Sprinkled throughout every galaxy are tightly packed balls of thousands or even millions of stars. And deep within the heart of just about all of these stellar clusters are strange populations of stars called blue stragglers, which appear much younger than their companions, even though they should all be the same age. Now astronomers think they have identified the secret of these stars, which, like Dorian Gray, refuse to grow old.
As low-mass stars approach the end of their life cycles--at around 10 billion years old--most evolve first into red giants and then into white dwarfs. As they pass through those stages, the stars grow dimmer and cooler. But blue stragglers seem to follow a different path. Despite their advanced age--perhaps as old as 13 billion years--they burn hot and bright, just like a young star. Astronomers have hypothesized that these stars may owe their youthful looks to leaching from their neighbors. They may suck hydrogen away from nearby stars in a process called "mass transfer," or collide with them and absorb them whole.

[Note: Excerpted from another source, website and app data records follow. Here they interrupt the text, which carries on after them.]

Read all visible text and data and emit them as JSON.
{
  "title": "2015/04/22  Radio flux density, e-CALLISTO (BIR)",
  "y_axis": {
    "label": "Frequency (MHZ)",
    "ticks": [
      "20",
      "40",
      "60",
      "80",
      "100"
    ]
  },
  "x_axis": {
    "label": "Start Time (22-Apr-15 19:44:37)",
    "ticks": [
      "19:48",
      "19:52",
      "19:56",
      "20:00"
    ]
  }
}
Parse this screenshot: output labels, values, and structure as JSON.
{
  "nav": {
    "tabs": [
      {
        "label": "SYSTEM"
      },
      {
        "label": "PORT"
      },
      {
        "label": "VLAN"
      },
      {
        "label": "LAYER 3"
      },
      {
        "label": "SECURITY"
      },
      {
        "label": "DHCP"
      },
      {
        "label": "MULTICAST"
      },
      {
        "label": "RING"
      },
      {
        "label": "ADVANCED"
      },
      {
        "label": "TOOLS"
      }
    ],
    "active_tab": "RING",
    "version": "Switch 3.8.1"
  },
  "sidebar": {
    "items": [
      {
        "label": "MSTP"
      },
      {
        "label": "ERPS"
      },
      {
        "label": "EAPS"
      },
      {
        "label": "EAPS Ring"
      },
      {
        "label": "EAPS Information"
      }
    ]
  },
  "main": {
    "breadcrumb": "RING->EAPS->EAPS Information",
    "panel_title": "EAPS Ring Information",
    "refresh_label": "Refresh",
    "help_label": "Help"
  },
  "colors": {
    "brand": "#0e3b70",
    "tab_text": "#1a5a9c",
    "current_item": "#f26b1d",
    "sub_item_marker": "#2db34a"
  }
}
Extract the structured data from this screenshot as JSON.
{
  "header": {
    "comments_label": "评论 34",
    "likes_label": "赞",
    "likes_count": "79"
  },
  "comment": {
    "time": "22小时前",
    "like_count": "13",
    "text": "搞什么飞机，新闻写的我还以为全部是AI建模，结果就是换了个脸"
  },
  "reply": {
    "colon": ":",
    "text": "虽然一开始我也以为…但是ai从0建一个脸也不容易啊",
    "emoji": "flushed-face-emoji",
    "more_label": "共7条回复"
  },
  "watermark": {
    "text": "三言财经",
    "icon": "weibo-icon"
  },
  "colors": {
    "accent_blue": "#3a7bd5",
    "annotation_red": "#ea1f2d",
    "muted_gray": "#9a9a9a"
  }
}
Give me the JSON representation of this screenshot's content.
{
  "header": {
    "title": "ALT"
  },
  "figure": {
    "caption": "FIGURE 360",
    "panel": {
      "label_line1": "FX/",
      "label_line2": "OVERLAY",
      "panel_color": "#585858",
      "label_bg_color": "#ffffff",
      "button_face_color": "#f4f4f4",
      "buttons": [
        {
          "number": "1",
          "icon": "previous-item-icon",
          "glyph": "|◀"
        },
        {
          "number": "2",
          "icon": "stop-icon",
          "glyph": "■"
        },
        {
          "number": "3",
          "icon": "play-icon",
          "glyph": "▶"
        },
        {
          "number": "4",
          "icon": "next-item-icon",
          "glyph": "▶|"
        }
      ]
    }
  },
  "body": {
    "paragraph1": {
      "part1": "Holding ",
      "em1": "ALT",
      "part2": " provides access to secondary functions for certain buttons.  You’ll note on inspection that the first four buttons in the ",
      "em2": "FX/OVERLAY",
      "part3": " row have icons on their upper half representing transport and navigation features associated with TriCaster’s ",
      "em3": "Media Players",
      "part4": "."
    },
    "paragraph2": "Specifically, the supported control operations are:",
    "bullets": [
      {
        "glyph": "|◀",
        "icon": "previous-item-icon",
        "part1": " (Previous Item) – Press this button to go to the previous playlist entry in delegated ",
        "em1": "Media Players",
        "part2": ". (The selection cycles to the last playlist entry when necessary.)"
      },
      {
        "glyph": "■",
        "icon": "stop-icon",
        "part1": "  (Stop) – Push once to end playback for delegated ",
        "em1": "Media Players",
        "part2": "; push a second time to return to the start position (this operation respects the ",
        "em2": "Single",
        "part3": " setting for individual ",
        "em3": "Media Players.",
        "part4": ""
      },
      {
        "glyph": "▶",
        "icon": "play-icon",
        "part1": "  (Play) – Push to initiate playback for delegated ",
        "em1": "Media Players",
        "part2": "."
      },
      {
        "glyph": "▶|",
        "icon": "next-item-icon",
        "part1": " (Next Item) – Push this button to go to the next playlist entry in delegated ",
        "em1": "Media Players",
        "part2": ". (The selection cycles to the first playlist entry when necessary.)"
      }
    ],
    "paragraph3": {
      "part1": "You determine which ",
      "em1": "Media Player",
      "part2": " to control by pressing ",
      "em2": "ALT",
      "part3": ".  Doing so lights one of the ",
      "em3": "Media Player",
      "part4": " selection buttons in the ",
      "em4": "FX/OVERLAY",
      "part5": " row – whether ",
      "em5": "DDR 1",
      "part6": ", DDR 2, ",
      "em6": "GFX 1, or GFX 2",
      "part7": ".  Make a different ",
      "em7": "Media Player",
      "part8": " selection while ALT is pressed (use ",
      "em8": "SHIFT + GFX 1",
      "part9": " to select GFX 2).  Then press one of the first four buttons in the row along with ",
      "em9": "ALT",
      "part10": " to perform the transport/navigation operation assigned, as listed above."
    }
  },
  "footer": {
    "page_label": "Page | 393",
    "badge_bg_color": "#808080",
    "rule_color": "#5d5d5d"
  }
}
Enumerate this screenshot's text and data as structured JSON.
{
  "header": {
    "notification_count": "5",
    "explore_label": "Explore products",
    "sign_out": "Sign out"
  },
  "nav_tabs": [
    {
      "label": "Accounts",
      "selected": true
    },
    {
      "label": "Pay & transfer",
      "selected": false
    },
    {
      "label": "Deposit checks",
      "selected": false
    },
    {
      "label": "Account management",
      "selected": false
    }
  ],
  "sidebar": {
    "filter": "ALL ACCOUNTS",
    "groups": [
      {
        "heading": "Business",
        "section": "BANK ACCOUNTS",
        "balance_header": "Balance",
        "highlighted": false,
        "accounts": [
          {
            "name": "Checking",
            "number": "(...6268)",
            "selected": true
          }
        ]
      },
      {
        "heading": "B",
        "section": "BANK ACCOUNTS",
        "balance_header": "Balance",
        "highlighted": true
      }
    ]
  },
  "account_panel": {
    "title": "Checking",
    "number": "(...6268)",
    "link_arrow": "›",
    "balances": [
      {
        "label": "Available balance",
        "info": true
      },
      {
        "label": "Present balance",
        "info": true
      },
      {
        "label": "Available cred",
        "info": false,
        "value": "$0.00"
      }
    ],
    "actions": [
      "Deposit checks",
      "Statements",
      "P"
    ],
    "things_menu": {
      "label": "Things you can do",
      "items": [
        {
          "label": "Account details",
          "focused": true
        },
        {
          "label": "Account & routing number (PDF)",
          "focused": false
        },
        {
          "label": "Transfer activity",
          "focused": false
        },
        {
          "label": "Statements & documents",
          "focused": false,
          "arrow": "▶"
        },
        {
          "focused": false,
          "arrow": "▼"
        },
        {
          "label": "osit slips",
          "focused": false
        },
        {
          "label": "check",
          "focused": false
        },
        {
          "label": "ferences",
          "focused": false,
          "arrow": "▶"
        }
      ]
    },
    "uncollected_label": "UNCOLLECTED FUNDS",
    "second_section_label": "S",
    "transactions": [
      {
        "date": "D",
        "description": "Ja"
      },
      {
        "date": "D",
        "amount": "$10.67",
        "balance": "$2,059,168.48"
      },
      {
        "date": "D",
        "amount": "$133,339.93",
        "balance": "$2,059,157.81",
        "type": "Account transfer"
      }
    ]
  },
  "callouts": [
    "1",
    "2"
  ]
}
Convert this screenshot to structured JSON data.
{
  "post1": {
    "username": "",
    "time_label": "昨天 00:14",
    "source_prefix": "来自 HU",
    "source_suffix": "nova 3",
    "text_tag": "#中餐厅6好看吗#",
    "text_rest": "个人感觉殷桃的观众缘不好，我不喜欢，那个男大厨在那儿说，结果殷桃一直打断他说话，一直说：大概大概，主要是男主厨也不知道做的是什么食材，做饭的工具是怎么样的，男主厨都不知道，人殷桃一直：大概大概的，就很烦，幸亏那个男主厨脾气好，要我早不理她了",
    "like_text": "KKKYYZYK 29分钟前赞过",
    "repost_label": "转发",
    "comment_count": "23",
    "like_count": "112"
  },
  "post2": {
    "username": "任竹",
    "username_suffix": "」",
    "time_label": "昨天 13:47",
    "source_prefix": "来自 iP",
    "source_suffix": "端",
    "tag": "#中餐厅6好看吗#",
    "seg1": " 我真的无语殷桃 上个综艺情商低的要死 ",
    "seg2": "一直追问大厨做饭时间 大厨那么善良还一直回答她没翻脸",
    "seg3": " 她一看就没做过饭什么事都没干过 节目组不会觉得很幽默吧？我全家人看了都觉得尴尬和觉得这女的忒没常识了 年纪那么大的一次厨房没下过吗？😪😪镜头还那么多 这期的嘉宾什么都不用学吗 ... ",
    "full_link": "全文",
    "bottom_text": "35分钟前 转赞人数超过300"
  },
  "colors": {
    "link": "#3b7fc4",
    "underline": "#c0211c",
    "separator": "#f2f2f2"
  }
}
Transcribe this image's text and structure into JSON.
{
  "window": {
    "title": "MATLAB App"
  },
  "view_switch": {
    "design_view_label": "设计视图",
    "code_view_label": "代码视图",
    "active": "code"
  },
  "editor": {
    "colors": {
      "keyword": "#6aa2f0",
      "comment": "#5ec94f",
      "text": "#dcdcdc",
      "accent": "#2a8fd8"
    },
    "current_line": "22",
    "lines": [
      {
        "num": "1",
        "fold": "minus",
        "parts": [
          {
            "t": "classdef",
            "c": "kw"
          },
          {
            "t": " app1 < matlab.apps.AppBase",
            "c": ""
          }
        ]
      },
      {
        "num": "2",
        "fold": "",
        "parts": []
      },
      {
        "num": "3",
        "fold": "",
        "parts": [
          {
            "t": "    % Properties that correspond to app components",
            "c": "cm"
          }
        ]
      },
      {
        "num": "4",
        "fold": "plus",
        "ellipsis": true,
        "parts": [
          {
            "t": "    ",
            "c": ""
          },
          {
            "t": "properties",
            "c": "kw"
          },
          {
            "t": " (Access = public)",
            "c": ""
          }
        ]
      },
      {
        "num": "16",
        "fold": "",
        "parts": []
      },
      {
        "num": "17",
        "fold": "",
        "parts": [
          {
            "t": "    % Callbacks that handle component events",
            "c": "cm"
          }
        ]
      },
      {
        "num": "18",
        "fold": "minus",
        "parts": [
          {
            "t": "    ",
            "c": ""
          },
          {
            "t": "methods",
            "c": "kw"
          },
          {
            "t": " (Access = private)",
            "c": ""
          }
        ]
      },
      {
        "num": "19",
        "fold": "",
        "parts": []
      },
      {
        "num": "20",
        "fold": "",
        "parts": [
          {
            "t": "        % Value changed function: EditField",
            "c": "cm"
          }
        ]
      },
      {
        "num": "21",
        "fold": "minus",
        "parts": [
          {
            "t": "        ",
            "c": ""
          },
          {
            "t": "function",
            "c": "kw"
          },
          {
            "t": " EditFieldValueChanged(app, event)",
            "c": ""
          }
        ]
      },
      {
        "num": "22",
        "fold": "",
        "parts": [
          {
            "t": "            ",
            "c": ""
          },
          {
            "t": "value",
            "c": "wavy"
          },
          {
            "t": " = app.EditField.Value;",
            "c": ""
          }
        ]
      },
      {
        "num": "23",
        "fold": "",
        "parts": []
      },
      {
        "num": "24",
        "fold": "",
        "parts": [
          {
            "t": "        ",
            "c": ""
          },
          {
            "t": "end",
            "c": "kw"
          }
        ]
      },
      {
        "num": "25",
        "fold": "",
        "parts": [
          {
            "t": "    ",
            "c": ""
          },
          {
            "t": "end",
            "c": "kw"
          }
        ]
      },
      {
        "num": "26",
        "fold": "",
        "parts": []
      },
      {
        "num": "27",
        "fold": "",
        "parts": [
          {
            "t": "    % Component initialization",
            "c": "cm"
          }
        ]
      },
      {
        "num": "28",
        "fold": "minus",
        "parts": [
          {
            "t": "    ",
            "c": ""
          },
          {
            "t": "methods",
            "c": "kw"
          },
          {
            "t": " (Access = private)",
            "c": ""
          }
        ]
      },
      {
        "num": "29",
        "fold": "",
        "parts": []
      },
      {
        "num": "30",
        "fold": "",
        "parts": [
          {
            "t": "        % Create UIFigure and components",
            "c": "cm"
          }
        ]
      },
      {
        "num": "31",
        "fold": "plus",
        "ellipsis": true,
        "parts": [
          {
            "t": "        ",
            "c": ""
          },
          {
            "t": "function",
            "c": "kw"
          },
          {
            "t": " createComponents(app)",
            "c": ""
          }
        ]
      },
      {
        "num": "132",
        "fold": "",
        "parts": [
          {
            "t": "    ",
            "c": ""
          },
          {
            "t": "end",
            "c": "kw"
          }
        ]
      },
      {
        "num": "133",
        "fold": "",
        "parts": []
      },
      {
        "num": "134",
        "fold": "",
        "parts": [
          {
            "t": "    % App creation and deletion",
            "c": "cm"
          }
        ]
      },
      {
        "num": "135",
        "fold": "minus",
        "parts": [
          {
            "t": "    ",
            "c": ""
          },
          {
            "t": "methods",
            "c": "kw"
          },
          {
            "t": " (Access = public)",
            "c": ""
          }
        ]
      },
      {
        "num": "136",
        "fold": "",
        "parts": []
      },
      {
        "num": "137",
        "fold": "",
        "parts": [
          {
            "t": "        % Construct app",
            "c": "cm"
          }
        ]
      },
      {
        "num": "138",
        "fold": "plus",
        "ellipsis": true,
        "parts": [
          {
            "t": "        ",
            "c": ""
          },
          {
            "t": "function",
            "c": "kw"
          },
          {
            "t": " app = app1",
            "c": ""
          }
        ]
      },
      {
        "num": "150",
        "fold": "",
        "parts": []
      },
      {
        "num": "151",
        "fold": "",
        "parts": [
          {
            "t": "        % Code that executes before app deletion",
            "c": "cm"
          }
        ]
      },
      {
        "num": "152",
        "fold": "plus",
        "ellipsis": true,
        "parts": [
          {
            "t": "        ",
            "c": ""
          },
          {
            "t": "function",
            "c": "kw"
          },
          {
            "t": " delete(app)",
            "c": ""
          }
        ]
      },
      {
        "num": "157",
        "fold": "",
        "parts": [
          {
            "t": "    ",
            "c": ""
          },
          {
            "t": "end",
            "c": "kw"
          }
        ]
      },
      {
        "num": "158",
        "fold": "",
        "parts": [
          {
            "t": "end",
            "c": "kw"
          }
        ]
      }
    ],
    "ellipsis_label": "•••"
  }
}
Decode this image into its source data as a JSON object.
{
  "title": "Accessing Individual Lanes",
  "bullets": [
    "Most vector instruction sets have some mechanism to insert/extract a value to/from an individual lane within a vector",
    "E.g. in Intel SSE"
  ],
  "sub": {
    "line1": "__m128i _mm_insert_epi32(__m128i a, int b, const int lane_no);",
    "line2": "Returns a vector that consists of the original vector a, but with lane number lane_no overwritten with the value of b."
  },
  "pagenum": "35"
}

In two papers appearing this week in Nature, astronomers report evidence for both processes. One team observed blue stragglers in NGC 188, a cluster located about 5000 light-years away in the northern constellation Cepheus. The other group studied Messier 30, about 26,000 light-years away in Capricorn.
First, in the observation of Messier 30, astronomer Francesco Ferraro of the University of Bologna in Italy and colleagues confirmed that, in spite of their youthful appearance, blue stragglers are most likely quite old. Using data involving the temperature and brightness of the stars collected by the Hubble Space Telescope, they observed 44 blue stragglers among the cluster's many thousands of red-giant and white-dwarf stars. The data revealed that the stragglers are bright and hot, as would be expected for young suns. But these stars must be old, as they formed in the same place and, thus, at the same time as the other stars in the cluster. The absence of protostellar cloud material and the low velocity of the stars shows they could not have been born relatively recently or sailed in from elsewhere in the galaxy.
Meanwhile, Robert Mathieu and Aaron Geller of the University of Wisconsin, Madison, used the telescope at the WIYN Observatory, near Tucson, Arizona, to track the motion and brightness of stars in a cluster called NGC 188 for nearly 15 years. The two astronomers found that about 75% of the blue stragglers in the cluster have partners that typically orbit at a distance similar to that between the sun and Jupiter. Such close proximity strongly suggests "that blue stragglers result from mass transfers, collisions, and mergers between two or more stars," Mathieu says.
Together, the results confirm suspicions that the blue stragglers emerged from collisions and mass transfers, says astronomer Alison Sills of McMaster University in Hamilton, Canada. But there's still no direct evidence that shows exactly how an individual blue straggler was formed. The definitive answer, Sills says, could take another 10 to 15 years of observations.